■ **WHAT YOU WILL DO**
Pick out the lines below that include the string "title".
--- DATASET ENTRIES ---
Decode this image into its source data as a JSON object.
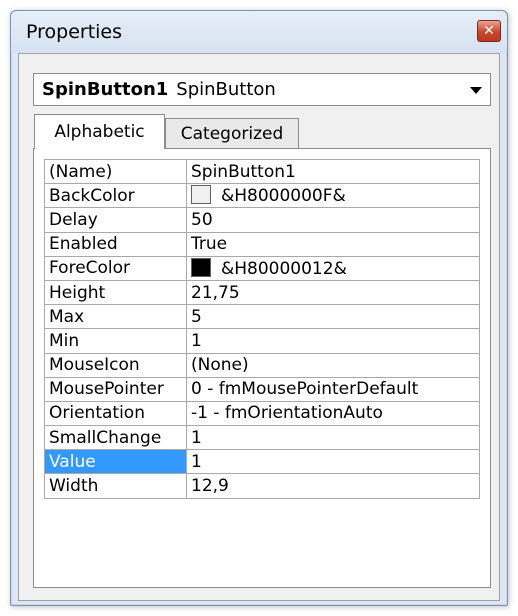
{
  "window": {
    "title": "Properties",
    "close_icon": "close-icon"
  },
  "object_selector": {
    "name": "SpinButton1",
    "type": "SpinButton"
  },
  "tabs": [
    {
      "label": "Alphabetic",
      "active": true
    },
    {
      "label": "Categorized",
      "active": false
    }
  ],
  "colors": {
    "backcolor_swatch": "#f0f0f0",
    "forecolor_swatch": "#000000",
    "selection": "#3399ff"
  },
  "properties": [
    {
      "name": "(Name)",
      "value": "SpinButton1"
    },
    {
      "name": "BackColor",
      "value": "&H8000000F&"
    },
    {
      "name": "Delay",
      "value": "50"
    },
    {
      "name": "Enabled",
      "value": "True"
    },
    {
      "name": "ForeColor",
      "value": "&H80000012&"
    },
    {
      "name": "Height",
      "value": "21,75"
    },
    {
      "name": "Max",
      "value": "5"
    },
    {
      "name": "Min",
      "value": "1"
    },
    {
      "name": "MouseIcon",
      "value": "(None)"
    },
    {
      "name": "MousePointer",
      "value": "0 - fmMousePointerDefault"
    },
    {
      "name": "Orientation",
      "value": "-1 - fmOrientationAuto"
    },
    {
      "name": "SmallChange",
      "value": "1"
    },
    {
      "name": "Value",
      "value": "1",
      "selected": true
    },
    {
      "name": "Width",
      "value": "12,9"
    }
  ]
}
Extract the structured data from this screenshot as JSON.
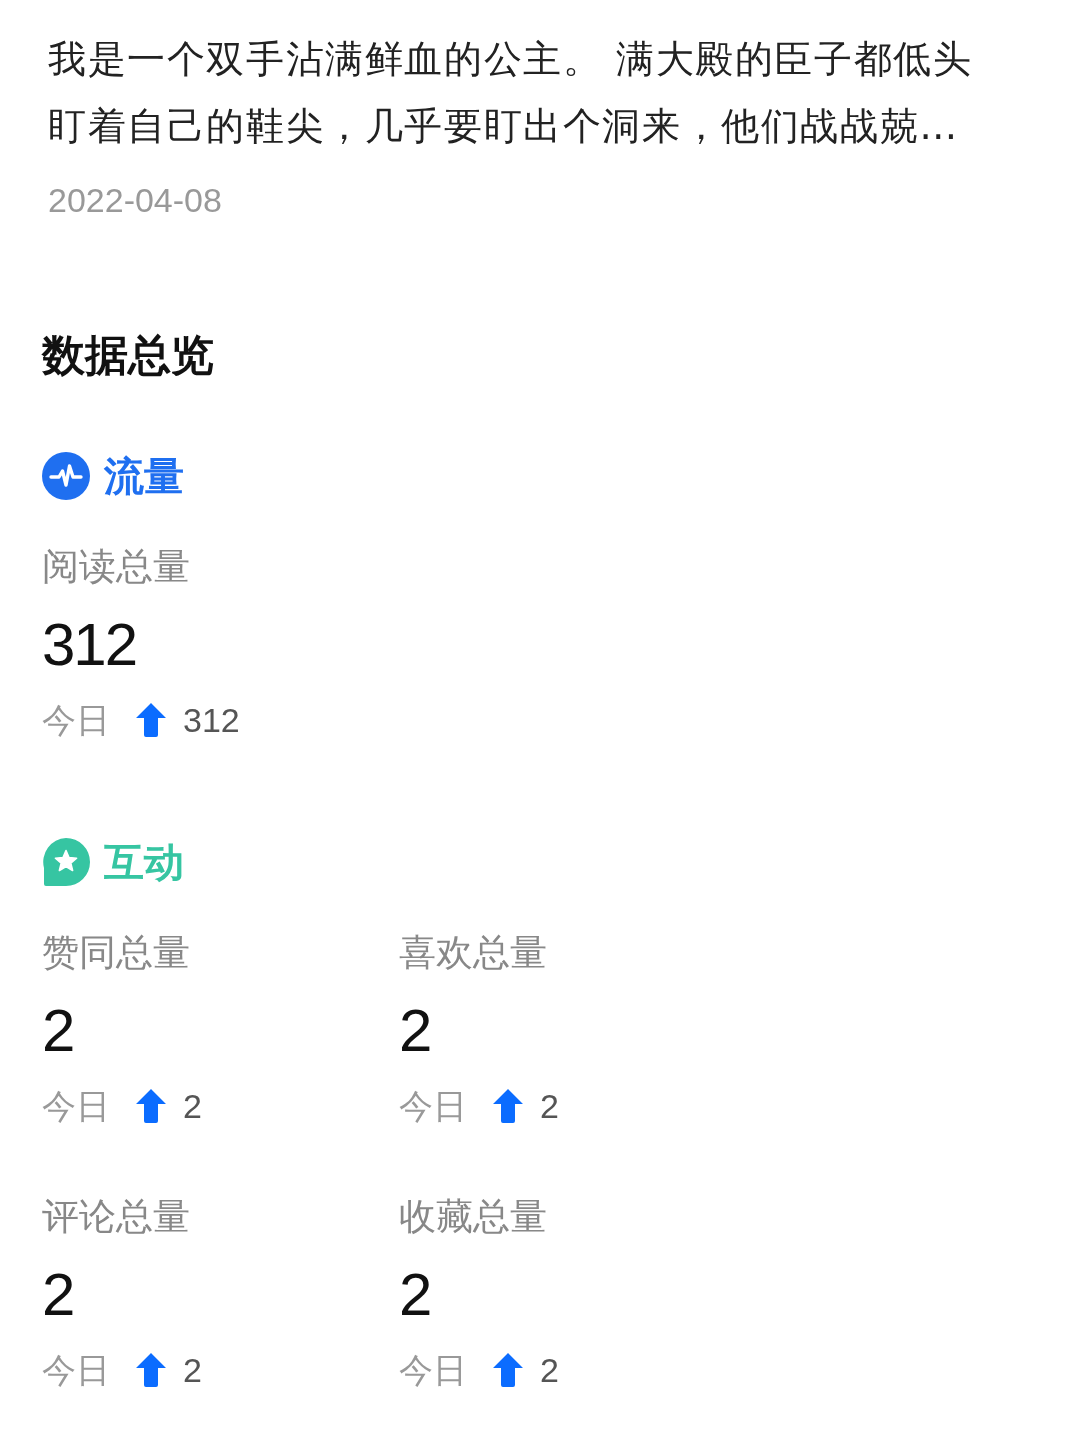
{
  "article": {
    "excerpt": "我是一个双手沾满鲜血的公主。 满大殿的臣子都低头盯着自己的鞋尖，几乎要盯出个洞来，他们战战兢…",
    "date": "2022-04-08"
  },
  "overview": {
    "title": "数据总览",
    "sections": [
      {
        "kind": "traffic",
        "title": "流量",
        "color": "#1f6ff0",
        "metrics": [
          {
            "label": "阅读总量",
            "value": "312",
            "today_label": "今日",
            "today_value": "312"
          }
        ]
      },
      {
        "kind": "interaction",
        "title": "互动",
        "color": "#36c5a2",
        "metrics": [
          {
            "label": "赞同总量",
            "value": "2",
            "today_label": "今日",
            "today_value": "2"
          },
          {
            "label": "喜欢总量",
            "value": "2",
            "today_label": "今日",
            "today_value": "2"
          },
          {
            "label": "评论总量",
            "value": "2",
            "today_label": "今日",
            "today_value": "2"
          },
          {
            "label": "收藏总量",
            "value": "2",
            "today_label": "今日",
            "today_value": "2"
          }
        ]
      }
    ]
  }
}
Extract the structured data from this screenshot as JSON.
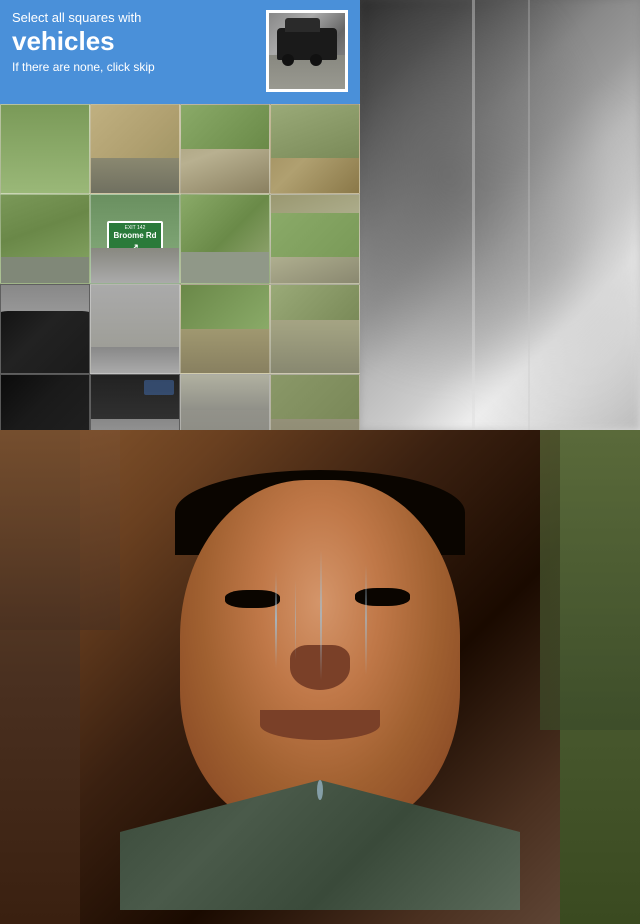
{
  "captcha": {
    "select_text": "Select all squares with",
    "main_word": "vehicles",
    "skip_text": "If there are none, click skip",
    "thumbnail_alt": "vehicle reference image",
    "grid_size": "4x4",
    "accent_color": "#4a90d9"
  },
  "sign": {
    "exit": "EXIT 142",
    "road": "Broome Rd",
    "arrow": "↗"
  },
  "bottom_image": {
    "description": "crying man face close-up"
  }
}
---
■ **RESPONSE TO THIS EXERCISE**
    "title": "Properties",
    "title": "数据总览",
        "title": "流量",
        "title": "互动",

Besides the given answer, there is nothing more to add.